• RECORDS SUPPLIED:

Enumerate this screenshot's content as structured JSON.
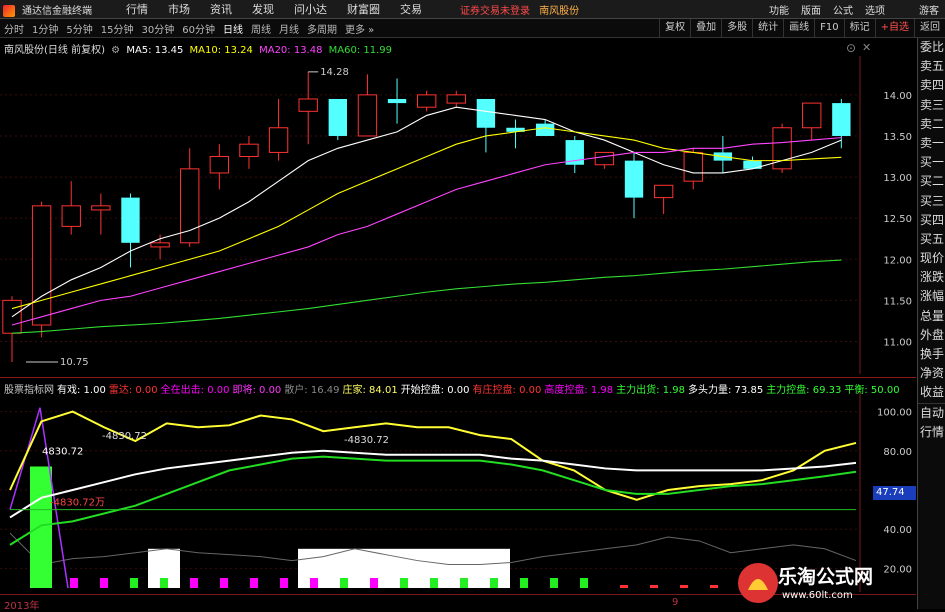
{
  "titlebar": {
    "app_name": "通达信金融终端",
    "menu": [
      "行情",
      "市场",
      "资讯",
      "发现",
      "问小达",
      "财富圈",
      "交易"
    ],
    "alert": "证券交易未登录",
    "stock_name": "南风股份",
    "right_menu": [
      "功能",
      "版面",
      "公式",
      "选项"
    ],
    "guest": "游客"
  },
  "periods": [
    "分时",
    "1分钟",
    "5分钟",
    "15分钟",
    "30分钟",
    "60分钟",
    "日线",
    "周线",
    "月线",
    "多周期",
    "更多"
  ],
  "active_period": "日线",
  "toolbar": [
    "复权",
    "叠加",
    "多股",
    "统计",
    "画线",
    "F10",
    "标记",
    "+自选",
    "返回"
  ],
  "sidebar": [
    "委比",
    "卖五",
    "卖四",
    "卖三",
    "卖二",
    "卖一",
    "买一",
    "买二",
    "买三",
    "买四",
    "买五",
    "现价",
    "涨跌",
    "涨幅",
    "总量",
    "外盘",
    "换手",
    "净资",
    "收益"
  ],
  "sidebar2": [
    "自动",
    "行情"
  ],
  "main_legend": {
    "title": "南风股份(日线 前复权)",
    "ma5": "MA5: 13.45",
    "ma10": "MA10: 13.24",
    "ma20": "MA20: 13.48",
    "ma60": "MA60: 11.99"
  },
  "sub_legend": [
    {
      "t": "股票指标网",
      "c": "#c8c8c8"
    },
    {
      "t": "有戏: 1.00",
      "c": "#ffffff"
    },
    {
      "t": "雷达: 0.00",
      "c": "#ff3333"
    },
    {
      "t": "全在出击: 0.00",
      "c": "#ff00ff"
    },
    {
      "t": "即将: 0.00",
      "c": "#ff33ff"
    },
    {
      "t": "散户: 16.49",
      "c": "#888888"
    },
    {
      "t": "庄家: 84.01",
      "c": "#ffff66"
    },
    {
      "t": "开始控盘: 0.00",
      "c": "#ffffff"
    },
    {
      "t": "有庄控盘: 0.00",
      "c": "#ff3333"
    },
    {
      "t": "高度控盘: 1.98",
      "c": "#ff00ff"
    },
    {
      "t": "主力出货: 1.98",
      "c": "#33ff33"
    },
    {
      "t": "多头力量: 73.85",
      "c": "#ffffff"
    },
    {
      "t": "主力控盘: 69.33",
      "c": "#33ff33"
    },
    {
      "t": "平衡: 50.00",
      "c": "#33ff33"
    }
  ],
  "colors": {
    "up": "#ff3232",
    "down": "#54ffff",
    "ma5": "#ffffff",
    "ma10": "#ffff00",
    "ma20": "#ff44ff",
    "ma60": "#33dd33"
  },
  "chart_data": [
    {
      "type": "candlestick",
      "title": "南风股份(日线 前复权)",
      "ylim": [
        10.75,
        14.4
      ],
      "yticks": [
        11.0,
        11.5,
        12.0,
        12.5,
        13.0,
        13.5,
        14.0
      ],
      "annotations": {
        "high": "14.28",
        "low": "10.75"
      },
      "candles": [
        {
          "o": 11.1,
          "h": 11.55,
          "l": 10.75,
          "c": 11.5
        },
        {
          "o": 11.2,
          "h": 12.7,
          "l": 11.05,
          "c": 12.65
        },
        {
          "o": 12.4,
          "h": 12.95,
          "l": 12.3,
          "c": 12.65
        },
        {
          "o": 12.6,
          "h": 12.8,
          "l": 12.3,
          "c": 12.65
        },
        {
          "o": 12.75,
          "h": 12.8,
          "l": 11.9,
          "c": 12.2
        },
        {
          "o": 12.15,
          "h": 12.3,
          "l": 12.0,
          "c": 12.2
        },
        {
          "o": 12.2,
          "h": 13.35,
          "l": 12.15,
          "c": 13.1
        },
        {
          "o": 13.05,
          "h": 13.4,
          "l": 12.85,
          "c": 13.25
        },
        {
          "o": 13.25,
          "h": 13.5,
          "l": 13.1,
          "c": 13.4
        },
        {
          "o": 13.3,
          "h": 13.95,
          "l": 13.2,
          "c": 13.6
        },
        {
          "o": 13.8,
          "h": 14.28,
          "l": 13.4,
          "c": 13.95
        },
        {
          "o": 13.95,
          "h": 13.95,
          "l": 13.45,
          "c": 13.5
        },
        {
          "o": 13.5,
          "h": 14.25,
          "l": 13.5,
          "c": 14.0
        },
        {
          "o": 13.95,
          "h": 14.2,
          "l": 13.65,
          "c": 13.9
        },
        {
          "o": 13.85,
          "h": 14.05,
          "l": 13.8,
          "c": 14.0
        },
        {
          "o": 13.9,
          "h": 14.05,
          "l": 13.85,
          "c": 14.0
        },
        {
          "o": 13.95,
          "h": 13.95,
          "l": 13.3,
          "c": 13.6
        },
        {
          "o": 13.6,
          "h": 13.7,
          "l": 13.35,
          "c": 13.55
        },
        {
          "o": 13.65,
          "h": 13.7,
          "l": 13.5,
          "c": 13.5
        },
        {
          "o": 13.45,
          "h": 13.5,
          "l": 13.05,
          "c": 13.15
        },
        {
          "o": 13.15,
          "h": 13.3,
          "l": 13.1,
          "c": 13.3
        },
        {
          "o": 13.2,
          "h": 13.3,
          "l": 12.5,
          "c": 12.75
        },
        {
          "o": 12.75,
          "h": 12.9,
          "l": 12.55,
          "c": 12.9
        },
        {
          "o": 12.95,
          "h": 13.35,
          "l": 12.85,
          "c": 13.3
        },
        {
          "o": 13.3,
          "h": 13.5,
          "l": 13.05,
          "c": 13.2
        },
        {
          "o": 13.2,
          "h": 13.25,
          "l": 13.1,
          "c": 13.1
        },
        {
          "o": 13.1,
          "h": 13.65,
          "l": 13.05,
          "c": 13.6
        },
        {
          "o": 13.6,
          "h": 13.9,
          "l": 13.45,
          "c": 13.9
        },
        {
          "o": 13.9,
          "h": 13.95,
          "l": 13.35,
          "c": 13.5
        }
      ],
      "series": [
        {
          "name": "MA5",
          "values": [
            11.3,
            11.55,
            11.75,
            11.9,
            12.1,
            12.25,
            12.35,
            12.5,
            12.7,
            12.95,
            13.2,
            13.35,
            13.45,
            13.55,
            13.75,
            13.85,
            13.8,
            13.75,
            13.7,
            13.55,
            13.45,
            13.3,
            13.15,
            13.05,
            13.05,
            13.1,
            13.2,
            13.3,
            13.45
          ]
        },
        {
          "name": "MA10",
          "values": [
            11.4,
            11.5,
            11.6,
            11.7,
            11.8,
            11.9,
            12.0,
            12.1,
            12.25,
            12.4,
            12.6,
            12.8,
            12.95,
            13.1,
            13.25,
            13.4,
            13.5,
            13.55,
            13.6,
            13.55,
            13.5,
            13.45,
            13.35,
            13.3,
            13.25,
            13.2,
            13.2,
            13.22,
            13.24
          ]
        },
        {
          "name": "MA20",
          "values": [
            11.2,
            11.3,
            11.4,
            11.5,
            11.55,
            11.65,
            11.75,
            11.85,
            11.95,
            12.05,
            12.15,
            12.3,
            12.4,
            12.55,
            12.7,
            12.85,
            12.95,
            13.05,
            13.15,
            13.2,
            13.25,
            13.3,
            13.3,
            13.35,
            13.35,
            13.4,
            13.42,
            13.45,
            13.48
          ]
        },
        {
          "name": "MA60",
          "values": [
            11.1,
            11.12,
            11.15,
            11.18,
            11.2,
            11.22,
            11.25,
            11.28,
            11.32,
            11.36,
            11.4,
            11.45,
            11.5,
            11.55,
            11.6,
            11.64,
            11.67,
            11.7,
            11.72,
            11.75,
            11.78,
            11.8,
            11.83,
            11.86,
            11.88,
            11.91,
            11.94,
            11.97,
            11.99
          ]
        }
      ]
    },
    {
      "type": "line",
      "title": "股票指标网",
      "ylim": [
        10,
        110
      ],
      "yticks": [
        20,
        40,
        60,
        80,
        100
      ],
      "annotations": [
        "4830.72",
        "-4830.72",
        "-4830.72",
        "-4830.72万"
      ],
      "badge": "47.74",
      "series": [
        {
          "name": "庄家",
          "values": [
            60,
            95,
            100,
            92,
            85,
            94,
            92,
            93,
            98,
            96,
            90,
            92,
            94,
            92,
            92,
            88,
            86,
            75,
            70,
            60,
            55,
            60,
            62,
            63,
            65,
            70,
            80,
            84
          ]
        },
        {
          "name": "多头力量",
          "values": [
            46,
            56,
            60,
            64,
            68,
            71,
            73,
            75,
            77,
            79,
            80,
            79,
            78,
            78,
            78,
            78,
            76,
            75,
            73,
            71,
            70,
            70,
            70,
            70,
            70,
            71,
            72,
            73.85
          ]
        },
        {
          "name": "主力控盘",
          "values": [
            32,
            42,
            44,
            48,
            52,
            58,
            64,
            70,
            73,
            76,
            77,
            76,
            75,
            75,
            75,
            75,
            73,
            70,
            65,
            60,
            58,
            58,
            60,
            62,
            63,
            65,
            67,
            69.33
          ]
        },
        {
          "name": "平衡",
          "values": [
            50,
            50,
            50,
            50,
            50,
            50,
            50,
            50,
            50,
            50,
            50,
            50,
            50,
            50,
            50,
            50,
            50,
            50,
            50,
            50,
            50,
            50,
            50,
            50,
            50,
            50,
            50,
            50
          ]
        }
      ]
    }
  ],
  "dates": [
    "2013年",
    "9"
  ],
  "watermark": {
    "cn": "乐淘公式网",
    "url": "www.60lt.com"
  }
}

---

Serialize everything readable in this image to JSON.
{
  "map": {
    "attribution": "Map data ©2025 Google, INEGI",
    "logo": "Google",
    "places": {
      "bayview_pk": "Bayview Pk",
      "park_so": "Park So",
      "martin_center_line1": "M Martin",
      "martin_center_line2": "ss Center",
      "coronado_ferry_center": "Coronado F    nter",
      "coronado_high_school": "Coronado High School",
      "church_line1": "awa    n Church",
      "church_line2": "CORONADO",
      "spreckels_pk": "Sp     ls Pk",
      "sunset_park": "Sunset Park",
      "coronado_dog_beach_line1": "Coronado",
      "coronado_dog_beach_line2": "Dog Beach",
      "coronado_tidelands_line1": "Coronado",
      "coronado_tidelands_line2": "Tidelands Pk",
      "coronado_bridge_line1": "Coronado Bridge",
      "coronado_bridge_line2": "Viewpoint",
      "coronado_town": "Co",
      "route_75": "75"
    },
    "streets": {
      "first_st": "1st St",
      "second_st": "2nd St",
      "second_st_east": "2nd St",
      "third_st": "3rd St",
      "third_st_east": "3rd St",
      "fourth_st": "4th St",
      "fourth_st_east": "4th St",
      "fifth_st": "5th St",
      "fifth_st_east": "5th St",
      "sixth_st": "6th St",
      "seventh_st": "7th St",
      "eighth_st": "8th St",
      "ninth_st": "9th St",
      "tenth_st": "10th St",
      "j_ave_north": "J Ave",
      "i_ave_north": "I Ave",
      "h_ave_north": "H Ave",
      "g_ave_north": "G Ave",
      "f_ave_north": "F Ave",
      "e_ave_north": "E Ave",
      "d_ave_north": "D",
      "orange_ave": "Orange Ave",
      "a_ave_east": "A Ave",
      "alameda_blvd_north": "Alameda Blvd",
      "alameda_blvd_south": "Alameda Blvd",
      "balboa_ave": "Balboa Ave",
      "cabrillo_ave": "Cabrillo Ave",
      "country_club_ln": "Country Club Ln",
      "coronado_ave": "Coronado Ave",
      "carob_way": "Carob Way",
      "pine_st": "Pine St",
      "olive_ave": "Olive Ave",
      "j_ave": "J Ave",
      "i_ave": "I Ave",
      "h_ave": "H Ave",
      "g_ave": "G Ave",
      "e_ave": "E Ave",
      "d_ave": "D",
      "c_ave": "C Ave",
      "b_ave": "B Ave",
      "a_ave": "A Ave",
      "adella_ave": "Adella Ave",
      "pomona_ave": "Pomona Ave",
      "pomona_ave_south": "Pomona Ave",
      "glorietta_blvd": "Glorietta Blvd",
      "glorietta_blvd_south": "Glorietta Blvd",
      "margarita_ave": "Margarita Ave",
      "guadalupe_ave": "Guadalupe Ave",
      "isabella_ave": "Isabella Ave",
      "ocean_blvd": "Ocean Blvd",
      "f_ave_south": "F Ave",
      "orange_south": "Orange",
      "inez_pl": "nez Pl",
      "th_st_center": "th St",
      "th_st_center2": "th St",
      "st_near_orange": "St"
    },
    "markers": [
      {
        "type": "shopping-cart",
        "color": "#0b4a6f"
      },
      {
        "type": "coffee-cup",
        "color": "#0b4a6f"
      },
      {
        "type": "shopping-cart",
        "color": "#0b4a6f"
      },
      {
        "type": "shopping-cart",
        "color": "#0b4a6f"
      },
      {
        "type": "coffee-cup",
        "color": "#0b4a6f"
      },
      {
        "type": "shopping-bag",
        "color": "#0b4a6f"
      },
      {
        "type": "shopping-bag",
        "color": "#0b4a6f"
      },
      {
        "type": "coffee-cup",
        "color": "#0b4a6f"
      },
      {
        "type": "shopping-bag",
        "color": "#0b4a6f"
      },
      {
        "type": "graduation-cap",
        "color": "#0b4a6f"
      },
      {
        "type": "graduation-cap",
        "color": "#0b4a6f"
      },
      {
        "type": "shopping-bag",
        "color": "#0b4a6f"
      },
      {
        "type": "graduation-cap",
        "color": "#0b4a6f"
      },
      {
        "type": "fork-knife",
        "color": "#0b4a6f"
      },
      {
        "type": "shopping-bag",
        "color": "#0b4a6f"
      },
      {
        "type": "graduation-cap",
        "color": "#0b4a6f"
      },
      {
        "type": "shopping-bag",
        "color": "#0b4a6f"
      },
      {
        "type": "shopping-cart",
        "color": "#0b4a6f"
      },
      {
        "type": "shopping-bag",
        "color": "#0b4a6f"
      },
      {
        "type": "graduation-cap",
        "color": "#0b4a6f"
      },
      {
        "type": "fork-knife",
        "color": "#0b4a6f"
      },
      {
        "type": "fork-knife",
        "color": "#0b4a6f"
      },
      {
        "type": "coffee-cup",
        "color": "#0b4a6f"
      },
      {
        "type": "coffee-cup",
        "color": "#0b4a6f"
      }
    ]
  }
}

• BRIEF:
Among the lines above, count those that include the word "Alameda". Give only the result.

• SOLVED PROBLEM:
2